Whenever I hear Epstein speak, I’m incredibly impressed by the way he has so much information organized so well and explained so clearly and thoroughly. I realize that he’s a professor who is used to outlining and lecturing about complex technical material, but this is something extraordinary. Even if he were referring to notes, which I doubt, his ability to first describe the outline of what he’s going to explain, and then to explain it in long but perfectly executed sentences packed with information is just incredible to me.
Perhaps people like John Stuart Mill were able to think and speak like that in the 19th century, but very few people manage to do it today.
Read The Fable of the Dragon-Tyrant.
Many people think it’s important to be a part of a great cause. One larger than yourself.
Well, the fight against aging seems like a great choice for such a cause to me.
It can produce real good, and not just the false hope that most other “great” causes produce.
There was an intriguing Op-Ed in the Wall Street Journal last week comparing many of the Obama administration’s “plans” to that of the famous South Park underpants gnomes whose plan was:
Phase 1: Collect underpants.
Phase 2: ?
Phase 3: Profit!
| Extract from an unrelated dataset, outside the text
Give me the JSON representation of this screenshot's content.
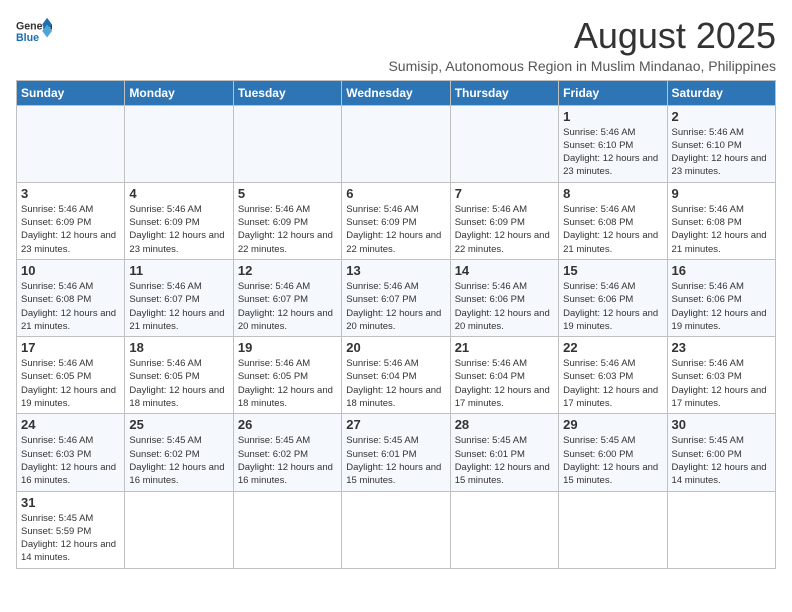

It’s true that if you listen to the speeches and observe the policy prescriptions, the plans (e.g., diplomacy, health care, green “investment,” budgets, auto industry) do look a lot like that of the gnomes.
But, I don’t think Obama or his advisers are idiots.
I think that they believe that most of us are idiots.
I think they believe that their policy agenda is enlightened, and it doesn’t really matter how they get it. They think their ends justify almost any means. They have no problem lying about what causes will have what effects, or about what numbers will add up, or even about what their intentions are (net spending cut???). They’re confident that enough people will be gullible, or economically illiterate, or just generally innumerate enough to let them succeed in doing what they “know” will be best.
I don’t know about you, but I think it’s pretty disturbing.
I’m very confident that they’re wrong about what’s best.
I hope they’re wrong that enough of us are foolish enough to let them force it on us.